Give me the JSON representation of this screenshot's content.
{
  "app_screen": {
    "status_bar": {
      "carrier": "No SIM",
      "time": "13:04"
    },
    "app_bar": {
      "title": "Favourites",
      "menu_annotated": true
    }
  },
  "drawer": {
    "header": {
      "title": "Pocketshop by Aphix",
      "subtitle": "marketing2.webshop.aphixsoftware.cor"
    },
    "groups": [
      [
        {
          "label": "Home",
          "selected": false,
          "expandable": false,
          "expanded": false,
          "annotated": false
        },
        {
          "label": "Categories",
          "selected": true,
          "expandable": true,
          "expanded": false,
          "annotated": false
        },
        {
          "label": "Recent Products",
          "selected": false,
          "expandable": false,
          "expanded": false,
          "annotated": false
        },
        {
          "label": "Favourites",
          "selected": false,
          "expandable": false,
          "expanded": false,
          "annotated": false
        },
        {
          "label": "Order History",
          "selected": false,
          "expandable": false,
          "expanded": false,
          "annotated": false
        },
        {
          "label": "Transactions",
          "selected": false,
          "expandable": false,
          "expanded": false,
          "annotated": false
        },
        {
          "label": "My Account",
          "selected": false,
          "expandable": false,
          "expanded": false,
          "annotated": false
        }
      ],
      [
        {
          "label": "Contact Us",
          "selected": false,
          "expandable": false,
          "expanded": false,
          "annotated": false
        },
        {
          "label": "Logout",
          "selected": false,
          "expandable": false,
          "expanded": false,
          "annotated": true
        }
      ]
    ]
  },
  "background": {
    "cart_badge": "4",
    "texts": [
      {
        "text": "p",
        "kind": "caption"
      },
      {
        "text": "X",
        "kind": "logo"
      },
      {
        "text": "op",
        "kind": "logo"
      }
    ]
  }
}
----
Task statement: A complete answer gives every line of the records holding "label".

Solution to the problem:
          "label": "Home",
          "label": "Categories",
          "label": "Recent Products",
          "label": "Favourites",
          "label": "Order History",
          "label": "Transactions",
          "label": "My Account",
          "label": "Contact Us",
          "label": "Logout",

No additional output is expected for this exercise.